**Materials provided:**
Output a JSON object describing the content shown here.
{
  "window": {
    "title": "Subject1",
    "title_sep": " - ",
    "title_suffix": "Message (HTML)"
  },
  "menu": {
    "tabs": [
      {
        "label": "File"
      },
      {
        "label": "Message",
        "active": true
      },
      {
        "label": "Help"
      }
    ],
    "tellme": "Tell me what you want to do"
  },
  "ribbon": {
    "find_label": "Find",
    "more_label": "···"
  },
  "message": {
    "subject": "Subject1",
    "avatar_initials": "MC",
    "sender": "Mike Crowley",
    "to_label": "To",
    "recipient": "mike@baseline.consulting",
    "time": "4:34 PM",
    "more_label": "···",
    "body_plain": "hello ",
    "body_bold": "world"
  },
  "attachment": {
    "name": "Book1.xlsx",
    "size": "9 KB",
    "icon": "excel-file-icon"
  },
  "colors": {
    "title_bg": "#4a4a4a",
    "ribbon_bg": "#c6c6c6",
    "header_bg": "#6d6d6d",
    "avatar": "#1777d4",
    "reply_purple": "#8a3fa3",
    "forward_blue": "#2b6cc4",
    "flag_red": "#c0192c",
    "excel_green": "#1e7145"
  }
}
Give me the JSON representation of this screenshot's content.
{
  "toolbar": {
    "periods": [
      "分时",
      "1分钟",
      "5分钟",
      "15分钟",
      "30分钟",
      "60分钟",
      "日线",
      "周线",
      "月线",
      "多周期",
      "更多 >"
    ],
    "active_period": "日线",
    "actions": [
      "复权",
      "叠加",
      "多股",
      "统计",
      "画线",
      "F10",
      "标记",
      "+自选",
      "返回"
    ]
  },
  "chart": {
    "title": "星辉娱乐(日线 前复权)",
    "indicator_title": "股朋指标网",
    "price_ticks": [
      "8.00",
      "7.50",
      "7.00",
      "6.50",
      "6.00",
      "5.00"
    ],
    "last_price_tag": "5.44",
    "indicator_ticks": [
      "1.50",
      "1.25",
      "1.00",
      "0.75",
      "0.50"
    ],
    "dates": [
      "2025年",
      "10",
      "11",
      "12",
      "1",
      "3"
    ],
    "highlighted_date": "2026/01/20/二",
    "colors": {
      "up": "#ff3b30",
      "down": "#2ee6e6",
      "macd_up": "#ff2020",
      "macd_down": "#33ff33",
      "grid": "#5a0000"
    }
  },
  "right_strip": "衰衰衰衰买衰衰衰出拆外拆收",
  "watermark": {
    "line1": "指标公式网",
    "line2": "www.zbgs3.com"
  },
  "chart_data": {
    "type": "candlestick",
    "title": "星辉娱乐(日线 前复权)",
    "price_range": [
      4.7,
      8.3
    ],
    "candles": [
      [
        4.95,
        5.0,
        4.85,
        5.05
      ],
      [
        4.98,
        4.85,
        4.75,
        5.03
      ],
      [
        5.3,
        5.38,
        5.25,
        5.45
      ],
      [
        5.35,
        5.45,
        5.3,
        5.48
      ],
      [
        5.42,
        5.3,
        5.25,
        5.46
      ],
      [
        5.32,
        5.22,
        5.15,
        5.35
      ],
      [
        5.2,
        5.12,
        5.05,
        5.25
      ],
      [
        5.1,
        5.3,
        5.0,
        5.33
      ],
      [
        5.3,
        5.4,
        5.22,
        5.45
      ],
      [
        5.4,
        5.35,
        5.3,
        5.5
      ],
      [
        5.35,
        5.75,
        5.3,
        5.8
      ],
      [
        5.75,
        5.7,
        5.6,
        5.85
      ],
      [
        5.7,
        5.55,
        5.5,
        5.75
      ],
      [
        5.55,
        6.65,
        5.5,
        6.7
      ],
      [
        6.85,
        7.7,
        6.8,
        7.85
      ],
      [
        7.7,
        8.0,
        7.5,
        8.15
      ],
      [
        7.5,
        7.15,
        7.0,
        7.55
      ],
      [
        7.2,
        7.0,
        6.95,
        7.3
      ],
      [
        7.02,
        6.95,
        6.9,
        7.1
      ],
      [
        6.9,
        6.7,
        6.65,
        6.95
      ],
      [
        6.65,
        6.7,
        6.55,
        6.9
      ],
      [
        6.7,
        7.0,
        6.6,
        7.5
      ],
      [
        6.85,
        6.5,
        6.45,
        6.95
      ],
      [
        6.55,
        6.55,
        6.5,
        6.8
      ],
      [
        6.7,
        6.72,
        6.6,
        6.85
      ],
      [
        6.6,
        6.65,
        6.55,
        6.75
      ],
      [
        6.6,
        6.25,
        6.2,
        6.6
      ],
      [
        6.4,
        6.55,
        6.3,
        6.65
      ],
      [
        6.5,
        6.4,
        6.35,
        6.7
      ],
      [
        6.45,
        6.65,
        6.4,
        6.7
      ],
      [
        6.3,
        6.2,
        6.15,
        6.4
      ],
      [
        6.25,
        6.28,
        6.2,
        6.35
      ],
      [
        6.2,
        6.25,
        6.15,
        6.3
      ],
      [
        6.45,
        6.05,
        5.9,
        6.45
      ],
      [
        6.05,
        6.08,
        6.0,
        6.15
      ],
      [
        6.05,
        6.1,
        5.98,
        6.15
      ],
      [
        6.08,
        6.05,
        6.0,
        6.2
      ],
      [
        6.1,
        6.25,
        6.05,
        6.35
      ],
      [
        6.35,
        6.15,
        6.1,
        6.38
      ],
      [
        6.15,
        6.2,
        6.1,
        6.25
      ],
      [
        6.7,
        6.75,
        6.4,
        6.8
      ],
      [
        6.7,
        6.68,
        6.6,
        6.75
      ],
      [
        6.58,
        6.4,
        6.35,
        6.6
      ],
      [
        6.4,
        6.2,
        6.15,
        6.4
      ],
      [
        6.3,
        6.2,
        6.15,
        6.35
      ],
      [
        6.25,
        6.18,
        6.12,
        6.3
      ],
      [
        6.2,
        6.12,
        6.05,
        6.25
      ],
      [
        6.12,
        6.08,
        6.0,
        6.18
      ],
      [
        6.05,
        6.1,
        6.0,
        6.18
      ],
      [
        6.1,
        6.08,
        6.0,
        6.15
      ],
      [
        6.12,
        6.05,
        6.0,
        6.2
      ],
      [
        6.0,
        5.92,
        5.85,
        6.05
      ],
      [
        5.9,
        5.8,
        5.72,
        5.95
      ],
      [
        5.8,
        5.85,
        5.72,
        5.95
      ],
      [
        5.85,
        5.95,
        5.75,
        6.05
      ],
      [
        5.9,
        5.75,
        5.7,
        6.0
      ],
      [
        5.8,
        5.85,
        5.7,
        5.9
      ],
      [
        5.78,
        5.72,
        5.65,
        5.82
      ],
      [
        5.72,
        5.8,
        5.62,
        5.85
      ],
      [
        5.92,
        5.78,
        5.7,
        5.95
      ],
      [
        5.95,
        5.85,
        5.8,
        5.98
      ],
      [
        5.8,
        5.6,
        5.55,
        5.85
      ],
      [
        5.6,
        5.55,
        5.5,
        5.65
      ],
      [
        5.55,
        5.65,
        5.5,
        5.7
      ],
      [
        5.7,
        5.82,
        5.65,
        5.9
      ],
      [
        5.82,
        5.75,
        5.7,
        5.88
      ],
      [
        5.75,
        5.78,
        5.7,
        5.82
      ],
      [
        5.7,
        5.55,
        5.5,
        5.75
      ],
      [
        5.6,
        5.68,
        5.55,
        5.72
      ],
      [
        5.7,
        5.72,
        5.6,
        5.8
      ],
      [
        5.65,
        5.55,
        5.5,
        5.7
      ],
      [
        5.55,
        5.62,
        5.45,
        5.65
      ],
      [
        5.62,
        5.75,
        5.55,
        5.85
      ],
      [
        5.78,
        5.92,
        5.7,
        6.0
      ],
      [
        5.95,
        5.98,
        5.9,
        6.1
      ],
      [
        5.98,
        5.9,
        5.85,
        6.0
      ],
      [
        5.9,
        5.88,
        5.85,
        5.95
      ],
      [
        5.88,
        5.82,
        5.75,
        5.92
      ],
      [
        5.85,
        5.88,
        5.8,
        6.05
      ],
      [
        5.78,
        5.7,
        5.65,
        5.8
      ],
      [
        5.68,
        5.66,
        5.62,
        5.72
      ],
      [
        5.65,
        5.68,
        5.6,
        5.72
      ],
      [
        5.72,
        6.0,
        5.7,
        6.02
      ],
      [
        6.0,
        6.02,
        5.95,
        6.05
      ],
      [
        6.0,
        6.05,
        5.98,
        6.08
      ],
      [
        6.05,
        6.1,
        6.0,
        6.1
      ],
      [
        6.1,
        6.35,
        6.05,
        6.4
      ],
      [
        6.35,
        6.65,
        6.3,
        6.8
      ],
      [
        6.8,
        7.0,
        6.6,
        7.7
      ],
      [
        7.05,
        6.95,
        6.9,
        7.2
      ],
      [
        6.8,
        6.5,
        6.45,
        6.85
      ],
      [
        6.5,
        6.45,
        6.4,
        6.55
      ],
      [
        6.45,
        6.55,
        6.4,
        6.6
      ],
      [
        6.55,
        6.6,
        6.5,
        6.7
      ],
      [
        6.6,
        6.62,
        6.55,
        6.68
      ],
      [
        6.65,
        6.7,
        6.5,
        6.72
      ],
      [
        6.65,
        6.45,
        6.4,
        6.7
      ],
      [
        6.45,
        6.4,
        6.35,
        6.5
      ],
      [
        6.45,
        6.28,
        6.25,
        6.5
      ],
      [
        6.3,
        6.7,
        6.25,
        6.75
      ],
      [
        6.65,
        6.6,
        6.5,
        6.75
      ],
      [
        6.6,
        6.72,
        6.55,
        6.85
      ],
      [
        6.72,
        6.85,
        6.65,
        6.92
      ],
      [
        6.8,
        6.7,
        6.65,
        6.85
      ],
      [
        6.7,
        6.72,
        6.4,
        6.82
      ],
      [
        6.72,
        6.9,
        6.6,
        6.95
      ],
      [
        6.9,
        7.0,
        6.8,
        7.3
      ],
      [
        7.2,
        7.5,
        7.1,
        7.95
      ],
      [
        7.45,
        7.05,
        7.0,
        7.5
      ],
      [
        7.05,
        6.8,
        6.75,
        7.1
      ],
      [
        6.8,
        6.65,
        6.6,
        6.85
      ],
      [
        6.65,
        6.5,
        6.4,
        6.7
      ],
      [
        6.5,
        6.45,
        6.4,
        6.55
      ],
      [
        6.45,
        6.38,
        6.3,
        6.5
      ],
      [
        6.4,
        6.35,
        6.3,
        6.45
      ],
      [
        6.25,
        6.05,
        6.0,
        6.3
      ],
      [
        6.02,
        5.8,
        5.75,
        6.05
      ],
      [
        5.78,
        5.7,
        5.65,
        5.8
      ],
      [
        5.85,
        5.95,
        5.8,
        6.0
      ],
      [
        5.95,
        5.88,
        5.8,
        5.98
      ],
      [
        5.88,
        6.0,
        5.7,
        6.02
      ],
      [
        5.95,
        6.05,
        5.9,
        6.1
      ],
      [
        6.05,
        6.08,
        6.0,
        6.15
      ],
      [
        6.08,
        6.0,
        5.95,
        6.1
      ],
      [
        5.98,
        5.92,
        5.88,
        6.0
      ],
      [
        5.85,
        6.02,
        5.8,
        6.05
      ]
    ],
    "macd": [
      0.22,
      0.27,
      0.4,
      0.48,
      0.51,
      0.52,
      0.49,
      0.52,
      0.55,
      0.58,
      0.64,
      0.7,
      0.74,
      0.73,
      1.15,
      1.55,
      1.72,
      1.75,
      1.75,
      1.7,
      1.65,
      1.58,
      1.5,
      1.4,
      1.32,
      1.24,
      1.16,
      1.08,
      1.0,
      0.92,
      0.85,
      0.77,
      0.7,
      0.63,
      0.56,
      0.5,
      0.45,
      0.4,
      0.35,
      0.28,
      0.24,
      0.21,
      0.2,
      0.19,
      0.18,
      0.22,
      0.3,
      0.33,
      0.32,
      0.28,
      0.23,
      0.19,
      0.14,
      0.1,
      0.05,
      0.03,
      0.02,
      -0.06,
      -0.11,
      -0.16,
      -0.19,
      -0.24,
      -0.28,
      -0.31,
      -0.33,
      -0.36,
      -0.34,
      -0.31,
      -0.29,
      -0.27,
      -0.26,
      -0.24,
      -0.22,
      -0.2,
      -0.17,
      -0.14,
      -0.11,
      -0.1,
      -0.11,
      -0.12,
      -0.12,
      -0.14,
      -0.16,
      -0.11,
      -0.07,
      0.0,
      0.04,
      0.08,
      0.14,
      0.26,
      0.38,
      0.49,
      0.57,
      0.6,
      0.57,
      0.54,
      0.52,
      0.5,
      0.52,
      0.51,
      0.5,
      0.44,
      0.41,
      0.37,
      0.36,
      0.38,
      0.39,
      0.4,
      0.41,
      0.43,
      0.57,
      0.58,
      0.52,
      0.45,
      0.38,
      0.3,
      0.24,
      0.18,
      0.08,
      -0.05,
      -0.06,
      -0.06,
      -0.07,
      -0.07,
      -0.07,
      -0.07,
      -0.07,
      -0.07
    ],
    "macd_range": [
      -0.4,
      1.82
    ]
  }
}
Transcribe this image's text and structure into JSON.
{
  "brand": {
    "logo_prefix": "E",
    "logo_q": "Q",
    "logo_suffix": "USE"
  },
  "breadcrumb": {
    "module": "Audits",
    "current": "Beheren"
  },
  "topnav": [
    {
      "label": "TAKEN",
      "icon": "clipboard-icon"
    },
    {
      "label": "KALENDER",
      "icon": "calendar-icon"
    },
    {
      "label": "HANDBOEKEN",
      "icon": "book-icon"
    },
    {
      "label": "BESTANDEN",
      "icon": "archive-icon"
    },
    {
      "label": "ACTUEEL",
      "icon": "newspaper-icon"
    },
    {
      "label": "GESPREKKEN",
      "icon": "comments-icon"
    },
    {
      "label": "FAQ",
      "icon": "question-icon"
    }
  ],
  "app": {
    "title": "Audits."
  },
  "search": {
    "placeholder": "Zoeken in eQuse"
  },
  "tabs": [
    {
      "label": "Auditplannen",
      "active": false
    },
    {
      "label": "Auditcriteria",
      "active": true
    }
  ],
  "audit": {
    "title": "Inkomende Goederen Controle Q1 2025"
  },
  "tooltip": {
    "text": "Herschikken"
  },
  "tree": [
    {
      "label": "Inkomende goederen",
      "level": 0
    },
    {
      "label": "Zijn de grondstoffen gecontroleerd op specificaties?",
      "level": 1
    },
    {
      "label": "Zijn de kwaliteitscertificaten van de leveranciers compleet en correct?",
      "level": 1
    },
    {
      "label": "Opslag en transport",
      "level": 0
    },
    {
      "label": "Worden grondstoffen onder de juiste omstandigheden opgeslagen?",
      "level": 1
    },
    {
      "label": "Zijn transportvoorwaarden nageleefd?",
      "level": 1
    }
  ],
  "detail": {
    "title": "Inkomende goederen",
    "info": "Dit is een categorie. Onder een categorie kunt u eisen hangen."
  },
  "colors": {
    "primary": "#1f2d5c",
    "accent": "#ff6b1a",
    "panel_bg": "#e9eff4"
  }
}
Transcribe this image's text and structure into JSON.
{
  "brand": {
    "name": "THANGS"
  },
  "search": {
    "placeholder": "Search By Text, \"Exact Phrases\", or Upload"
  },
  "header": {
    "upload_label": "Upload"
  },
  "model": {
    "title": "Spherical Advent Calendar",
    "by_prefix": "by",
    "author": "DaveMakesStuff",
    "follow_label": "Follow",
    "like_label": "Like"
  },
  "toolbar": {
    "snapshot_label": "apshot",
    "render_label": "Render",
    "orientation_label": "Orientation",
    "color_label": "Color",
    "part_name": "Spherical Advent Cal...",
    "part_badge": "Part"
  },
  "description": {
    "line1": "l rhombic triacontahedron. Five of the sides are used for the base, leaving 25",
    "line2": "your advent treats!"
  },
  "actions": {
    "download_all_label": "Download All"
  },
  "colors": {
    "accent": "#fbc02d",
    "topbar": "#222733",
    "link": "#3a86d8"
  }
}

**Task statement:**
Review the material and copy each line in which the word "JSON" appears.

**Response area:**
Output a JSON object describing the content shown here.
Give me the JSON representation of this screenshot's content.
Transcribe this image's text and structure into JSON.
Transcribe this image's text and structure into JSON.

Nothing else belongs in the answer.